Problem to solve: Check every line of the entries below for "networks", and copy the lines that have it.
Segment Open
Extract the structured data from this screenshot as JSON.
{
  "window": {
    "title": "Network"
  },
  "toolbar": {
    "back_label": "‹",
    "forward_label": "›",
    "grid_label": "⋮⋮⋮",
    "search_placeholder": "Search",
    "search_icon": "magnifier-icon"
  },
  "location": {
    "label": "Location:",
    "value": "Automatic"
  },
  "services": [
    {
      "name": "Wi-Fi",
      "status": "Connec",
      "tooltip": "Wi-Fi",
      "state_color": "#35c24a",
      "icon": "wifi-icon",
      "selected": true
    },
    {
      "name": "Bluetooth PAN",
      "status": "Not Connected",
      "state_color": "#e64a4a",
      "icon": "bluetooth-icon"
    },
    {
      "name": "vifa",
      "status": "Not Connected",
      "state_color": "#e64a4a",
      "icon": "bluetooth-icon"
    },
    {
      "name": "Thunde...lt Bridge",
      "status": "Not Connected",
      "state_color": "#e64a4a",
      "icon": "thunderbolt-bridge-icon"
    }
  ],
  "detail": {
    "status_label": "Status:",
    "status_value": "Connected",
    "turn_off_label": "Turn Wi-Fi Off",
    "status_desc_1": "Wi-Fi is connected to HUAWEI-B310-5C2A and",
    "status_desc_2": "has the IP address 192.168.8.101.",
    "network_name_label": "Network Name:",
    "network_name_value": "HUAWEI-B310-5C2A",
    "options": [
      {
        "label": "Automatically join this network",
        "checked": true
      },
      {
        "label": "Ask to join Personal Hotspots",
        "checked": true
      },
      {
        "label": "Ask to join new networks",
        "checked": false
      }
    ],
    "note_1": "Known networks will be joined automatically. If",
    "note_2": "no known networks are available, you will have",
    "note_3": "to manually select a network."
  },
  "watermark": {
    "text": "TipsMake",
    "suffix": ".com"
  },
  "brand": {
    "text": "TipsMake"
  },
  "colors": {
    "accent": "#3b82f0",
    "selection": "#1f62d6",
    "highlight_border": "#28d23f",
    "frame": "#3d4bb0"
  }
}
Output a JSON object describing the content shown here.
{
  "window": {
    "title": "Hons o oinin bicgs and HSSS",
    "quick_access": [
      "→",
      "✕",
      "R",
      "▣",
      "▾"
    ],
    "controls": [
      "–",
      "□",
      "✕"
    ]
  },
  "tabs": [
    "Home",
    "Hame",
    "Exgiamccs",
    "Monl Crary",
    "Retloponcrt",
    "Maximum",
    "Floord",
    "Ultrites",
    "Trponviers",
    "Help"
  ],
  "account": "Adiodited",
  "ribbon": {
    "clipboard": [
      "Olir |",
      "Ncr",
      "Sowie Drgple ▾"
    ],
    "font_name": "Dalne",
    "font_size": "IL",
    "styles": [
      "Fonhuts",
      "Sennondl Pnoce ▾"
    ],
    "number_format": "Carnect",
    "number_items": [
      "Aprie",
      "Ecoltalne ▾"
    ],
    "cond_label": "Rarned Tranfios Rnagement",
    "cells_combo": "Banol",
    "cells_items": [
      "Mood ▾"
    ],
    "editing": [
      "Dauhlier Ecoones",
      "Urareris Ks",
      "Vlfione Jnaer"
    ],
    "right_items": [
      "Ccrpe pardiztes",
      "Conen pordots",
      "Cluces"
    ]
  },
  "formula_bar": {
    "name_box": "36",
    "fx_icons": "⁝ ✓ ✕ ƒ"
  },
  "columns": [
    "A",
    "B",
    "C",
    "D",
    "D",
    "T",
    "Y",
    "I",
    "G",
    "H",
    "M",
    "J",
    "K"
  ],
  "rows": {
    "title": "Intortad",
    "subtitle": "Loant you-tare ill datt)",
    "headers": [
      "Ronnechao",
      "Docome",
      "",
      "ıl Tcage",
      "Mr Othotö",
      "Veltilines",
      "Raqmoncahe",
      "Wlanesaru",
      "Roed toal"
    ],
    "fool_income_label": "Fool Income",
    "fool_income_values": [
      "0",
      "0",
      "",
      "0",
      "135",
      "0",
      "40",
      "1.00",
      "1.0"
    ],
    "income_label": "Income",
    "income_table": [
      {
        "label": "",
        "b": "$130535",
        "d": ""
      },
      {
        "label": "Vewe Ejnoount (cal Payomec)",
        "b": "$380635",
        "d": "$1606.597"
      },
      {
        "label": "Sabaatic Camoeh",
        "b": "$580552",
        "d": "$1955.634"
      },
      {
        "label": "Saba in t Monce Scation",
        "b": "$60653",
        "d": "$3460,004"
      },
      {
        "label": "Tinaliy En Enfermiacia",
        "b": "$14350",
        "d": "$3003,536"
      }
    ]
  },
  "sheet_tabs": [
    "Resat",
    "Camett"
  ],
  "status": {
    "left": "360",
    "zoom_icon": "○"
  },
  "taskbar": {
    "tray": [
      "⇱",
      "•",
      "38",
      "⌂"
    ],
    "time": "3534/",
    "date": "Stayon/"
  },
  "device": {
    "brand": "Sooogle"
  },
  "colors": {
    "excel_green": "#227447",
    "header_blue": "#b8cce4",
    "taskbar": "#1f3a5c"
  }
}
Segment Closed
Exercise result:
        "label": "Ask to join new networks",
    "note_1": "Known networks will be joined automatically. If",
    "note_2": "no known networks are available, you will have",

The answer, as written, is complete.